Creamy, buttery, and sweet Butternut Squash Soup balanced with the heat of hot red peppers. Incredible. Shrimp Skewers with Smoked Salmon Mousse and Lobster Aioli. Wow. A mild Cream of Parsnip Soup balanced with the kick of cilantro. Delicious. Rare Venison Filet with Star Anise and Caramelized Red Onions. Amazing. Just when I thought it could not get better, it did. For dessert, Coffee Creme Brûlée with a port wine that dazzled my taste buds. The service was impeccable. I did not even need my chef’s card! What a fabulous experience worth double the price, in my opinion. Lieve Restaurant is a good enough reason alone for me to return to Amsterdam.
After the wonderful dinner, I was going to check out The Ice Bar, but quickly changed my mind upon arrival. Instead, I headed to The Red Light District. No matter what your preconceptions, you simply cannot visit Amsterdam without walking through the district of forbidden sins, right?

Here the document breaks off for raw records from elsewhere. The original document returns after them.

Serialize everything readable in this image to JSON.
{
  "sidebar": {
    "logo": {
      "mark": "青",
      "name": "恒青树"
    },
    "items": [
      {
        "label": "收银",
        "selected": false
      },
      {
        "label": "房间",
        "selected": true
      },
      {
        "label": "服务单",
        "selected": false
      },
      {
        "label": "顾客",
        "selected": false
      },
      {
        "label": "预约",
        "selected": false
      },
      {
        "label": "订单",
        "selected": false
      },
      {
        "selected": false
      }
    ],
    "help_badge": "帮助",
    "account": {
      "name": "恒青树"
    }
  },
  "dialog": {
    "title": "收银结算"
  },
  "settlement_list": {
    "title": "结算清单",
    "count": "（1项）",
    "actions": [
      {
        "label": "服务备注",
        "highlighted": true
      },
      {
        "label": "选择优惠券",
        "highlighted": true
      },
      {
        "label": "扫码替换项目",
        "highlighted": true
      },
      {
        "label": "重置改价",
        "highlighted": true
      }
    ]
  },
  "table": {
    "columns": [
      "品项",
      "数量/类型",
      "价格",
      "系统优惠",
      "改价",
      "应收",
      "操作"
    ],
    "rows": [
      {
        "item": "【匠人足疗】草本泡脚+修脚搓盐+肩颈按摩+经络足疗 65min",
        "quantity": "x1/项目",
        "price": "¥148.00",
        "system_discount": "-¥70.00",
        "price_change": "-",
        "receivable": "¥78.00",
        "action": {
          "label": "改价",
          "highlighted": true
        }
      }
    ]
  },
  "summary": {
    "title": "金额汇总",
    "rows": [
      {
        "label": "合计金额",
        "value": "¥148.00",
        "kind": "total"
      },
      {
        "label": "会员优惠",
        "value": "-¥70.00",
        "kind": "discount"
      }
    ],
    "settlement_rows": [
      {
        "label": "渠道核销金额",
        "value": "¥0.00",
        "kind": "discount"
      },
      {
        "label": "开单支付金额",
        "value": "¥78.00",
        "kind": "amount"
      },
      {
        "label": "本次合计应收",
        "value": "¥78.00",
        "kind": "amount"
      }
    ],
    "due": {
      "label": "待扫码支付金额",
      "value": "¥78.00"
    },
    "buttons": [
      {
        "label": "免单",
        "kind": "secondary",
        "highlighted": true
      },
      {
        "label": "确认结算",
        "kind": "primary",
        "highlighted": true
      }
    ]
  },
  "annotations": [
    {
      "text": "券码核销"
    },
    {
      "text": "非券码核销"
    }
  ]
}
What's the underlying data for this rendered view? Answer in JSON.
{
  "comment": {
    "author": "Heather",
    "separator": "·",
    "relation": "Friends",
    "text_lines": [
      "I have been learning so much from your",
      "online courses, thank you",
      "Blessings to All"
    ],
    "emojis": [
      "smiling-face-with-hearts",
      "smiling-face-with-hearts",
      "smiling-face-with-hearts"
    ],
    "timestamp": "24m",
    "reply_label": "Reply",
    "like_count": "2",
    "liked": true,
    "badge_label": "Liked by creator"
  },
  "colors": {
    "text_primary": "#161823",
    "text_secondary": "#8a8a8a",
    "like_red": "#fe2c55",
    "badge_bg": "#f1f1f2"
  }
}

One common misconception about The Red Light District is that marijuana is being sold in the coffee shops, but that is long since reality. I was told that people now bring their own. The oddity of the odor legally permeating the air is an experience in and of itself. Despite the distinct smell of cannabis, the daring glow of red lights, and scantily clad women in windows, I was told that crime is at an all-time low, and indeed, I felt surprisingly safe.
So, three days in Amsterdam. Is it enough? Absolutely not. That said, even in just three days you can take in many of the most popular sights and get a delightful taste of what makes Amsterdam a truly iconic city.
Houseboat Rentals: www.houseboathotel.nl
Lieve Restaurant: www.restaurantlieve.nl
Written by Angela McKeller